  9. ^ Gardner BR, Barrows MG (2010). "Yolk coelomitis in a white-throated monitor lizard (Varanus albigularis)". Journal of the South African Veterinary Association 81 (2): 121-122.
  10. ^ a b "Varanus albigularis ". Archived from the original on 2012-07-31. Retrieved 2013-06-06.
  11. ^ Carruthers, Vincent (June 5, 2008). The Wildlife of Southern Africa: The Larger Illustrated Guide to the Animals and Plants of the Region. South Africa: Struik Publishers. 320 pp. ISBN 978-1-77007-199-5.
  12. ^ Bennett, Danie. A little book of monitor lizards: A guide to the monitor lizards of the world and their care in captivity. Viper Press, 1995.
  13. ^ a b c d e Alexander, Graham; Marais, Johan (2008). A Guide to the Reptiles of Southern Africa. South Africa: Struik Publishers. 408 pp. ISBN 978-1-77007-386-9.
  14. ^ Krebs, Uwe (January 2019). "Observations and Experiments on "Spinning Behavior" in Varanus albigularis". Biawak. 13 (1): 54–61.
  15. ^ Dalhuijsen, Kim (10 December 2013). "A comparative analysis of the diets of Varanusalbigularis and Varanus niloticus in South Africa". African Zoology. 49 (1): 84–93.
  16. ^ Boshoff, AF*, Palmer, NG** & Avery, G. "Regional variation in the diet of Martial Eagles in the Cape Province, South Africa." South African Journal of Wildlife Research-24-month delayed open access 20.2 (1990): 57-68.
  17. ^ Radloff, Frans GT, and Johan T. Du Toit. "Large predators and their prey in a southern African savanna: a predator's size determines its prey size range." Journal of Animal Ecology 73.3 (2004): 410-423.
  18. ^ Pianka, Eric R.; Vitt, Laurie J. (2003). Lizards: Windows to the Evolution of Diversity. Berkeley, Los Angeles, London: University of California Press. 346 pp. ISBN 978-0-520-23401-7.
  19. ^ King, Dennis; Green, Brian (1999). Goannas: The Biology of Varanid Lizards. University of New South Wales Press. ISBN 0-86840-456-X. p. 43.
  20. ^ The Weekend Australian. July 24–25, 1999, p. 12.
  21. ^ a b c "Ugandans turn to varanid lizard blood for AIDS cure" (PDF). BIAWAK. INTERNATIONAL VARANID INTEREST GROUP. 2 (1). February 2008. Retrieved 2008-08-27.

External linksEdit
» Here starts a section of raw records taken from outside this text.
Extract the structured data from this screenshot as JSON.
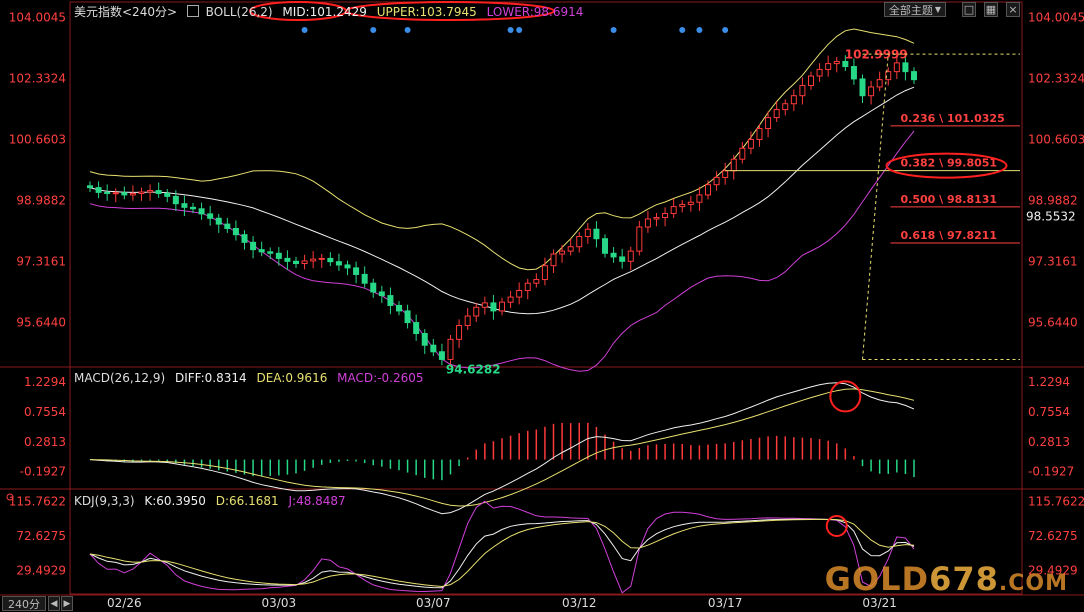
{
  "header": {
    "symbol": "美元指数<240分>",
    "boll_name": "BOLL(26,2)",
    "mid": "MID:101.2429",
    "upper": "UPPER:103.7945",
    "lower": "LOWER:98.6914"
  },
  "toolbar": {
    "theme_button": "全部主题",
    "dropdown_arrow": "▼"
  },
  "macd_header": {
    "name": "MACD(26,12,9)",
    "diff": "DIFF:0.8314",
    "dea": "DEA:0.9616",
    "macd": "MACD:-0.2605"
  },
  "kdj_header": {
    "name": "KDJ(9,3,3)",
    "k": "K:60.3950",
    "d": "D:66.1681",
    "j": "J:48.8487"
  },
  "footer": {
    "period": "240分"
  },
  "watermark": {
    "prefix": "GOLD",
    "digits": "678",
    "suffix": ".COM"
  },
  "colors": {
    "up": "#ff3a3a",
    "down": "#27d987",
    "boll_mid": "#f0f0f0",
    "boll_upper": "#e8e070",
    "boll_lower": "#d040d8",
    "diff": "#f0f0f0",
    "dea": "#e8e070",
    "macd_label": "#d040d8",
    "k_line": "#f0f0f0",
    "d_line": "#e8e070",
    "j_line": "#d040d8",
    "fib": "#ff4040",
    "annotation_circle": "#ff2020",
    "signal_dot": "#3a8ee8"
  },
  "chart_data": [
    {
      "type": "candlestick",
      "title": "美元指数<240分>",
      "y_ticks": [
        "104.0045",
        "102.3324",
        "100.6603",
        "98.9882",
        "97.3161",
        "95.6440"
      ],
      "ylim": [
        94.45,
        104.1
      ],
      "x_labels": [
        "02/26",
        "03/03",
        "03/07",
        "03/12",
        "03/17",
        "03/21"
      ],
      "x_label_index": [
        4,
        22,
        40,
        57,
        74,
        92
      ],
      "n": 97,
      "close": [
        99.34,
        99.21,
        99.18,
        99.2,
        99.14,
        99.18,
        99.22,
        99.26,
        99.18,
        99.1,
        98.9,
        98.8,
        98.76,
        98.62,
        98.5,
        98.34,
        98.22,
        98.05,
        97.84,
        97.64,
        97.58,
        97.54,
        97.4,
        97.32,
        97.26,
        97.33,
        97.38,
        97.4,
        97.31,
        97.22,
        97.14,
        96.96,
        96.72,
        96.48,
        96.38,
        96.11,
        95.96,
        95.64,
        95.34,
        95.02,
        94.84,
        94.63,
        95.18,
        95.56,
        95.82,
        96.06,
        96.18,
        95.96,
        96.2,
        96.34,
        96.52,
        96.72,
        96.82,
        97.2,
        97.52,
        97.6,
        97.72,
        98.0,
        98.2,
        97.94,
        97.54,
        97.44,
        97.32,
        97.6,
        98.26,
        98.48,
        98.52,
        98.63,
        98.82,
        98.88,
        98.94,
        99.14,
        99.42,
        99.62,
        99.8,
        100.12,
        100.42,
        100.66,
        100.96,
        101.26,
        101.48,
        101.64,
        101.86,
        102.14,
        102.4,
        102.58,
        102.74,
        102.8,
        102.66,
        102.32,
        101.86,
        102.1,
        102.3,
        102.52,
        102.76,
        102.52,
        102.3
      ],
      "last_price": "98.5532",
      "extremes": {
        "high": "102.9999",
        "low": "94.6282"
      },
      "fib_levels": [
        {
          "label": "0.236 \\ 101.0325",
          "value": 101.0325
        },
        {
          "label": "0.382 \\ 99.8051",
          "value": 99.8051
        },
        {
          "label": "0.500 \\ 98.8131",
          "value": 98.8131
        },
        {
          "label": "0.618 \\ 97.8211",
          "value": 97.8211
        }
      ],
      "boll": {
        "upper": 103.7945,
        "mid": 101.2429,
        "lower": 98.6914
      },
      "signal_dot_index": [
        25,
        33,
        37,
        49,
        50,
        61,
        69,
        71,
        74
      ]
    },
    {
      "type": "line",
      "title": "MACD(26,12,9)",
      "y_ticks": [
        "1.2294",
        "0.7554",
        "0.2813",
        "-0.1927"
      ],
      "ylim": [
        -0.45,
        1.45
      ],
      "series": [
        {
          "name": "DIFF"
        },
        {
          "name": "DEA"
        },
        {
          "name": "MACD"
        }
      ],
      "last": {
        "diff": 0.8314,
        "dea": 0.9616,
        "macd": -0.2605
      }
    },
    {
      "type": "line",
      "title": "KDJ(9,3,3)",
      "y_ticks": [
        "115.7622",
        "72.6275",
        "29.4929"
      ],
      "ylim": [
        0,
        130
      ],
      "series": [
        {
          "name": "K"
        },
        {
          "name": "D"
        },
        {
          "name": "J"
        }
      ],
      "last": {
        "k": 60.395,
        "d": 66.1681,
        "j": 48.8487
      }
    }
  ]
}
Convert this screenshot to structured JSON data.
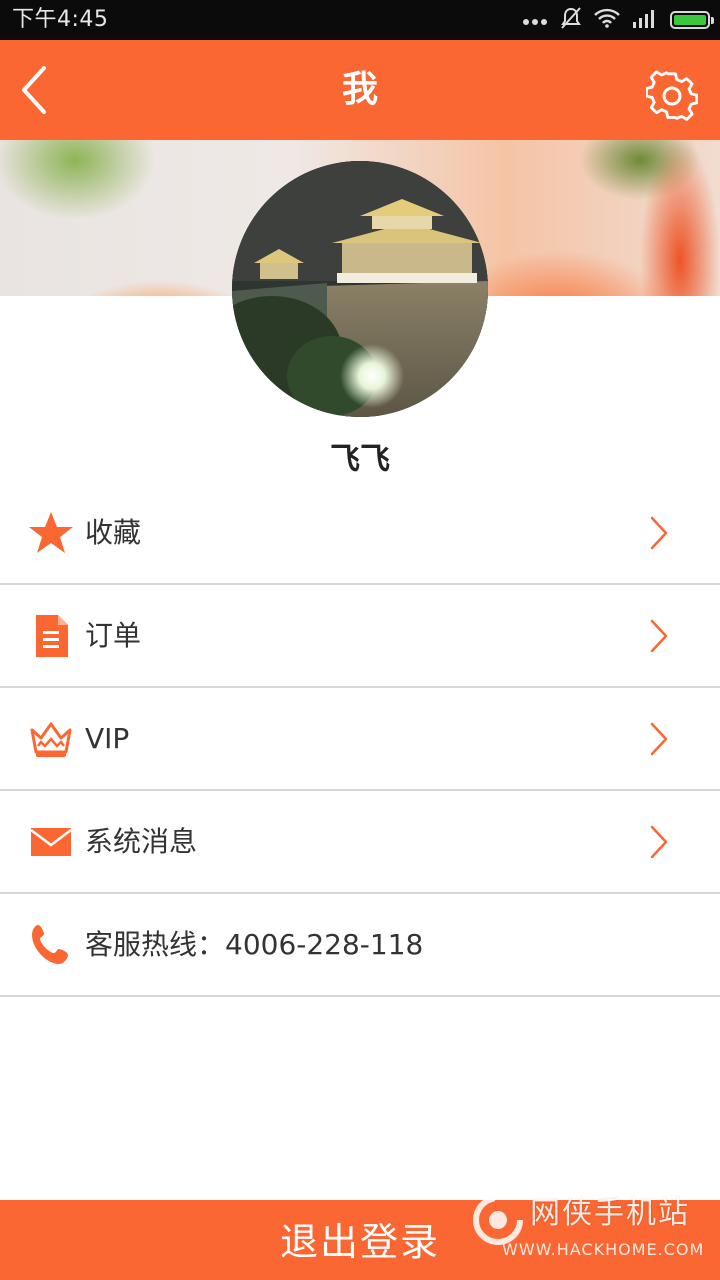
{
  "status_bar": {
    "time": "下午4:45",
    "battery_level": 1.0
  },
  "header": {
    "title": "我",
    "back_icon": "chevron-left-icon",
    "settings_icon": "gear-icon"
  },
  "profile": {
    "username": "飞飞"
  },
  "menu": {
    "items": [
      {
        "label": "收藏",
        "icon": "star-icon"
      },
      {
        "label": "订单",
        "icon": "document-icon"
      },
      {
        "label": "VIP",
        "icon": "crown-icon"
      },
      {
        "label": "系统消息",
        "icon": "envelope-icon"
      },
      {
        "label": "客服热线：4006-228-118",
        "icon": "phone-icon"
      }
    ]
  },
  "footer": {
    "logout_label": "退出登录"
  },
  "watermark": {
    "name": "网侠手机站",
    "url": "WWW.HACKHOME.COM"
  },
  "colors": {
    "accent": "#fb6732",
    "divider": "#d7d7d7",
    "text": "#333333"
  }
}
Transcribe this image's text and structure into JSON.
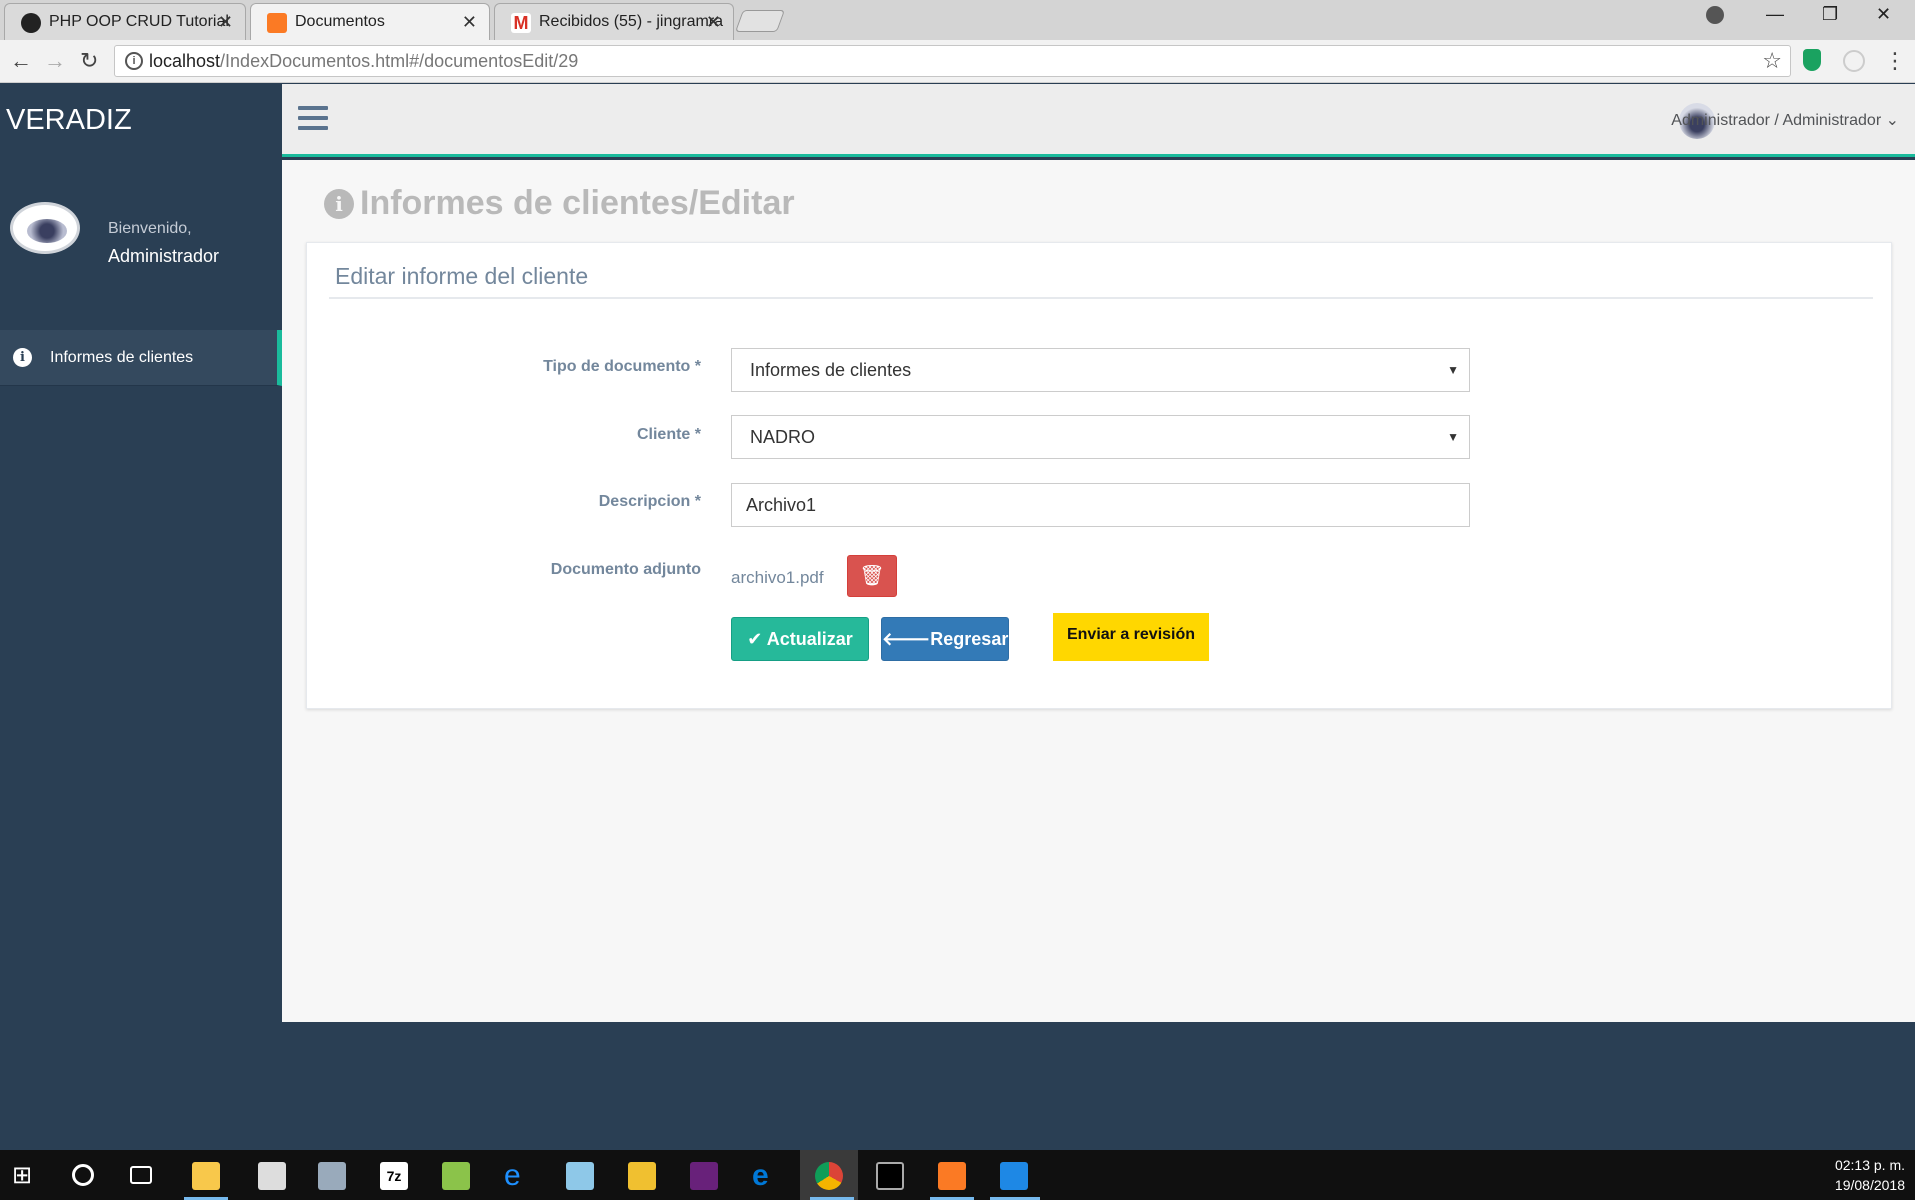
{
  "browser": {
    "tabs": [
      {
        "title": "PHP OOP CRUD Tutorial",
        "icon": "php-tutorial-favicon",
        "color": "#222222"
      },
      {
        "title": "Documentos",
        "icon": "xampp-favicon",
        "color": "#fb7a24"
      },
      {
        "title": "Recibidos (55) - jingramra",
        "icon": "gmail-favicon",
        "color": "#d93025"
      }
    ],
    "url_host": "localhost",
    "url_path": "/IndexDocumentos.html#/documentosEdit/29"
  },
  "sidebar": {
    "brand": "VERADIZ",
    "welcome": "Bienvenido,",
    "username": "Administrador",
    "menu": [
      {
        "label": "Informes de clientes",
        "icon": "info-circle-icon"
      }
    ]
  },
  "topnav": {
    "user": "Administrador / Administrador"
  },
  "page": {
    "title": "Informes de clientes/Editar",
    "panel_title": "Editar informe del cliente",
    "form": {
      "tipo_label": "Tipo de documento *",
      "tipo_value": "Informes de clientes",
      "cliente_label": "Cliente *",
      "cliente_value": "NADRO",
      "descripcion_label": "Descripcion *",
      "descripcion_value": "Archivo1",
      "adjunto_label": "Documento adjunto",
      "adjunto_file": "archivo1.pdf"
    },
    "buttons": {
      "update": "Actualizar",
      "back": "Regresar",
      "send": "Enviar a revisión"
    }
  },
  "taskbar": {
    "time": "02:13 p. m.",
    "date": "19/08/2018"
  },
  "colors": {
    "sidebar": "#2a3f54",
    "accent": "#1abb9c",
    "update_button": "#26b99a",
    "back_button": "#337ab7",
    "delete_button": "#d9534f",
    "send_button": "#ffd700"
  }
}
Further readingEdit

  • Bayless, Mark K. (1992). "The Necropsy and internal Anatomy of a white-throated monitor lizard (Varanus albigularis Daudin, 1802)". VaraNews 2 (1): 5-6.